Raffay says that cannabis can be a good thing for people dealing with chronic pain. However, she believes people with mental health or addiction issues should avoid cannabis altogether.

“I never classified weed as an addictive drug, I always classified it as a dependency drug," she said. "But as soon as I got off of it, I realized I was addicted to it. You get massive withdrawal symptoms. It’s obvious that you can get addicted to it, which I didn’t realize.”

To continue to spread awareness on the potential negative impacts of cannabis, Raffay is scheduled to appear on Dela’s Voice, an online talk show about addiction, mental health and grief. She will be on the show on Feb. 6 at 12 p.m. You can watch it here.

Not everyone shares Raffay's opinion.

Victoria McGillis, the manager of Vivid Cannabis Co. on Progress Drive, says Raffay has much to learn about the benefits of cannabis consumption, even for those dealing with mental health issues.

“Cannabis is actually prescribed by doctors for depression and anxiety," she said. "Cannabis can help if you have the correct cannabis. There are all kinds of cannabinoids, and if you are using the wrong one, and also depending on how you are using it, it can worsen things.”

McGillis’s husband is a sergeant with the Ontario Provincial Police who deals with PTSD. He was prescribed THC and CBD oil for his depression, anxiety, and PTSD.

“We actually have a ton of police officers, firefighters, and even nurses who are coming to us because of depression and anxiety with what’s going on in the world right now," she said. "We have almost 50 people in our first responders' program." 

McGillis says it is all too common for younger people to access cannabis from the wrong sources without proper education.

“There are still black-market stores out there, and there are black-market drug dealers out there," she said. "It’s all about education and I believe whoever is selling and whoever is buying have the exact same responsibility for education." 

McGillis says cannabis can be like other medications. Sometimes you need to try a couple of different consumption options before you find the right thing, she explained.

She also believes that Raffay was likely consuming "way too much" cannabis, if she was smoking six grams a day.

“That is way too much, and I can see why it made things worse for her," she said. "That is abusing it. That’s like drinking a 24 [of beer] a day. It’s a lot." 

McGillis invites Raffay and anyone who feels uneducated about cannabis to come by Vivid to learn more.

Meredith Fryia, manager of addiction services for the Simcoe County branch of the Canadian Mental Health Association, told OrilliaMatters she is unable to provide a statement or data on the impact of cannabis on mental health. 
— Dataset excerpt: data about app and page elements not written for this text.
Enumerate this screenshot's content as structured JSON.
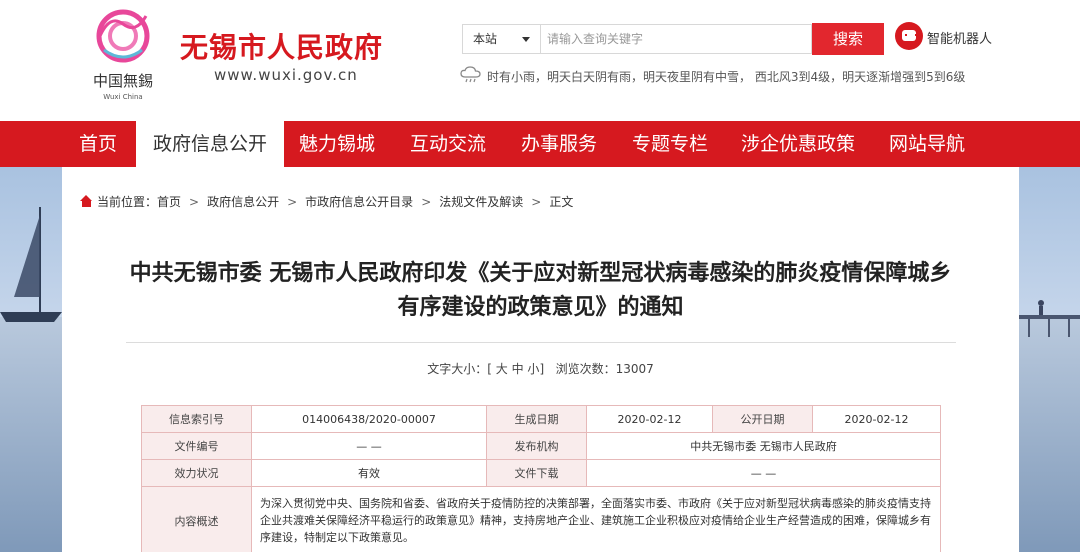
{
  "header": {
    "logo_text": "中国無錫",
    "logo_subtext": "Wuxi China",
    "site_title": "无锡市人民政府",
    "site_domain": "www.wuxi.gov.cn",
    "search": {
      "scope_value": "本站",
      "placeholder": "请输入查询关键字",
      "button_label": "搜索"
    },
    "robot_label": "智能机器人",
    "weather_icon": "cloud-rain-icon",
    "weather_text": "时有小雨，明天白天阴有雨，明天夜里阴有中雪， 西北风3到4级，明天逐渐增强到5到6级"
  },
  "nav": {
    "items": [
      {
        "label": "首页"
      },
      {
        "label": "政府信息公开",
        "active": true
      },
      {
        "label": "魅力锡城"
      },
      {
        "label": "互动交流"
      },
      {
        "label": "办事服务"
      },
      {
        "label": "专题专栏"
      },
      {
        "label": "涉企优惠政策"
      },
      {
        "label": "网站导航"
      }
    ]
  },
  "breadcrumb": {
    "prefix": "当前位置：",
    "items": [
      "首页",
      "政府信息公开",
      "市政府信息公开目录",
      "法规文件及解读",
      "正文"
    ],
    "separator": ">"
  },
  "article": {
    "title_line1": "中共无锡市委 无锡市人民政府印发《关于应对新型冠状病毒感染的肺炎疫情保障城乡",
    "title_line2": "有序建设的政策意见》的通知",
    "font_size_label": "文字大小：[",
    "font_large": "大",
    "font_medium": "中",
    "font_small": "小",
    "font_size_close": "]",
    "views_label": "浏览次数：",
    "views_count": "13007"
  },
  "info_table": {
    "index_key": "信息索引号",
    "index_value": "014006438/2020-00007",
    "created_key": "生成日期",
    "created_value": "2020-02-12",
    "published_key": "公开日期",
    "published_value": "2020-02-12",
    "docno_key": "文件编号",
    "docno_value": "— —",
    "issuer_key": "发布机构",
    "issuer_value": "中共无锡市委 无锡市人民政府",
    "status_key": "效力状况",
    "status_value": "有效",
    "download_key": "文件下载",
    "download_value": "— —",
    "summary_key": "内容概述",
    "summary_value": "为深入贯彻党中央、国务院和省委、省政府关于疫情防控的决策部署，全面落实市委、市政府《关于应对新型冠状病毒感染的肺炎疫情支持企业共渡难关保障经济平稳运行的政策意见》精神，支持房地产企业、建筑施工企业积极应对疫情给企业生产经营造成的困难，保障城乡有序建设，特制定以下政策意见。"
  },
  "colors": {
    "brand_red": "#d6191f",
    "table_border": "#e6b9b9",
    "table_key_bg": "#f9ecec"
  }
}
"While medical cannabis is prescribed for treating pain and certain other medical conditions under supervision by a healthcare provider, as far as we know the research is inconclusive about its use for treatment of mental health issues," she said in an emailed response.